Part 2: A New Wave of Cybersecurity Legislation Awaits Title Agents— What Is Required

toe-in-waterSouth Carolina was the first state to establish an adaptation of the Insurance Data Security Model Law.  That law, which is based on the NAIC Model Cybersecurity Act recently implemented by the National Association of Insurance Commissioners, offers solutions to address the threat of cyberattacks.  Since new legislation is likely to be similar to South Carolina’s Insurance Data Security Act (SC Act), our blog series will use that statute as a guide for outlining actions title agents should take in preparing for inevitable adoption of similar legislation in other states.

The SC Act goes into effect January 1, 2019.  It requires SC licensees (title agents) and domestic insurers to develop a “comprehensive, written information security program [ISP]” on or before July 1, 2019.   At first glance, the term ISP may seem generic and vague.  However, a thorough reading of the SC Act reveals a broad outline of a number of specific types of individual reports that must be included in the ISP (and even more detail about what must be included in each report).

These are not reports you merely copy and paste into your plan.   The required reports, and the itemized details therein, must demonstrate your intention to address the particular risks of a potential cyberattack or negligent mishandling of nonpublic personal information (NPI). Building an ISP will be a substantial undertaking for most title agents, requiring much time, resources, and effort.  The requirements are so vast that adherence to even a 14-month completion deadline could be challenging.

 

First Step– Risk Assessment

Developing an ISP requires you to start with a risk assessment. While this is a commonly understood term in the IT and cybersecurity world, it may be new to the vocabulary of most title agents.  In layman’s terms, risk assessment refers to a process that examines how your office operates while routinely conducting daily operations.

First, you should document sources of NPI data and where it is located and stored, then carefully analyze the possibilities of  “risk events,” or ways data could be improperly accessed.  The risk assessment process is a necessary step, as a completed ISP must specifically address what is being done to prevent– or at least minimize– the potential for the occurrence of identified risk events.

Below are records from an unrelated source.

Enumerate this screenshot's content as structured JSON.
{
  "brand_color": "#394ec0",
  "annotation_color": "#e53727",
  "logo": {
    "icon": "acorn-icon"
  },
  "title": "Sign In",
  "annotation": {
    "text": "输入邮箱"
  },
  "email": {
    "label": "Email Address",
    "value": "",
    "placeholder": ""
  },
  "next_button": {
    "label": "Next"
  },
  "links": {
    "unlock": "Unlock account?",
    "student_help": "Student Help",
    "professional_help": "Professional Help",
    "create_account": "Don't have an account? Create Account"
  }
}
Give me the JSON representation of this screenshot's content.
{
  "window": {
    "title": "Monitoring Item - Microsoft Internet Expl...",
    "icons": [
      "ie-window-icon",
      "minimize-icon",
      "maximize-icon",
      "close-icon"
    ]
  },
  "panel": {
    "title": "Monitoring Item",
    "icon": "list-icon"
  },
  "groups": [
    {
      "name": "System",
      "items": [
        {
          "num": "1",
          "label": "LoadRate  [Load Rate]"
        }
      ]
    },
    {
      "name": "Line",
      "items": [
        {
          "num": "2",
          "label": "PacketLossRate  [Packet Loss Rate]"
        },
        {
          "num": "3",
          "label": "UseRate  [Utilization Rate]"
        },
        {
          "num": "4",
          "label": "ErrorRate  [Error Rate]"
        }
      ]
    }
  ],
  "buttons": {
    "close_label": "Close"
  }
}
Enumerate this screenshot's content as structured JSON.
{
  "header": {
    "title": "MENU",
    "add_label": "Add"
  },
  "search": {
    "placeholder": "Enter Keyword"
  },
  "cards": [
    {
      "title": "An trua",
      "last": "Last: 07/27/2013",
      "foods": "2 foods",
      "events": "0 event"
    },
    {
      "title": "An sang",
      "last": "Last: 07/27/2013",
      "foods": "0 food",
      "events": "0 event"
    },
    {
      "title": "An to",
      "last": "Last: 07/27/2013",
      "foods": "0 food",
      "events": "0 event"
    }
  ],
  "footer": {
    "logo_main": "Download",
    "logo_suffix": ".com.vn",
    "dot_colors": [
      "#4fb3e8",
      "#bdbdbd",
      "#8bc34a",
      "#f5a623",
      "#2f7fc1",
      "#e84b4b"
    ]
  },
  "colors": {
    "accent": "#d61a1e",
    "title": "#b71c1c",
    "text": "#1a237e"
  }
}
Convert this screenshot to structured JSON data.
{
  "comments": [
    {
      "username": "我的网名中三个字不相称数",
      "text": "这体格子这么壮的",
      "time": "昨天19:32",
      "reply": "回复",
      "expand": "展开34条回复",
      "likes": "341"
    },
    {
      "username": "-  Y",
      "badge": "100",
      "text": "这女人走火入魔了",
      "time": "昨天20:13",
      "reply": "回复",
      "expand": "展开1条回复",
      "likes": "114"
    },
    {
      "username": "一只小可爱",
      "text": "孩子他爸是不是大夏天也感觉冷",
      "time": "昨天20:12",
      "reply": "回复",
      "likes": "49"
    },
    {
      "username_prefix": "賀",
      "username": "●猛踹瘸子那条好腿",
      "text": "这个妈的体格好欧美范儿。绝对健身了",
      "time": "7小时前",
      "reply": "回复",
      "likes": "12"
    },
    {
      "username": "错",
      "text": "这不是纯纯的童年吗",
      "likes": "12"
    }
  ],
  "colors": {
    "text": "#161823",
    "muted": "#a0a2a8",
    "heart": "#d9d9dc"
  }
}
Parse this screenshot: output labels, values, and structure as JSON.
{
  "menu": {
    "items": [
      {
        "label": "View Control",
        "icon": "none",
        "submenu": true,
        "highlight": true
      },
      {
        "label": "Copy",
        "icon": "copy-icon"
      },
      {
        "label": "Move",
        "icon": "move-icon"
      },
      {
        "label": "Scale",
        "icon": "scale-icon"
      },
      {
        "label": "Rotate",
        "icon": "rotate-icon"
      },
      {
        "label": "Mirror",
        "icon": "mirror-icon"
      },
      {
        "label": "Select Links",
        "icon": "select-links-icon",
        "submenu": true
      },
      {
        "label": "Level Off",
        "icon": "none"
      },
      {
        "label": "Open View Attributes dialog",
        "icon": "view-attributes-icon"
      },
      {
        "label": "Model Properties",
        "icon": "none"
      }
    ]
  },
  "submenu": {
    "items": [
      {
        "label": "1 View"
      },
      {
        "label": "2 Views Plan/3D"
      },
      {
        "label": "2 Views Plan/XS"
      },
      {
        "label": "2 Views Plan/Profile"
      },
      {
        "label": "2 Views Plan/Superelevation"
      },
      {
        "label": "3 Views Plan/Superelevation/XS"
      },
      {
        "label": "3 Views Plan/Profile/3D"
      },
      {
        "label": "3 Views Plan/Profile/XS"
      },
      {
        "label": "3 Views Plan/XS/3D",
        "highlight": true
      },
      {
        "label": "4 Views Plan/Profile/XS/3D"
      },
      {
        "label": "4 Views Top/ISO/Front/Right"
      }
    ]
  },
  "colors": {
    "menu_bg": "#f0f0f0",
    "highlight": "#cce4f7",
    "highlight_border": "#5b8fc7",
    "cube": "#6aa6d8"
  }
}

Once the risk assessment is completed, the next steps are to 1) categorize the likelihood of occurrence for each risk event, and 2) rank all identified risk events from most critical to minimal.  Risk can never be eliminated, but by categorizing the risk events from highest to lowest, one can begin to focus on minimizing the occurrence of those events that pose the greatest damage potential.

Sound easy? Hackers have the ability to break into all types of networks.  Understanding firewall security, reviewing breach attempt logs, and educating employees on how a simple mistake could improperly release client information is not something to take lightly– but is a necessity. However, few people in the title industry feel confident enough in taking this first step without professional guidance.

PYA’s team of information security professionals is focused on the title industry and can guide you through the process, assisting with the development of reports and plans necessary for ensuring compliance with these types of new statutory requirements.  Contact us to see how we can help.

 

Read Part 1: A New Wave of Cybersecurity Legislation May Await Title Insurance Agents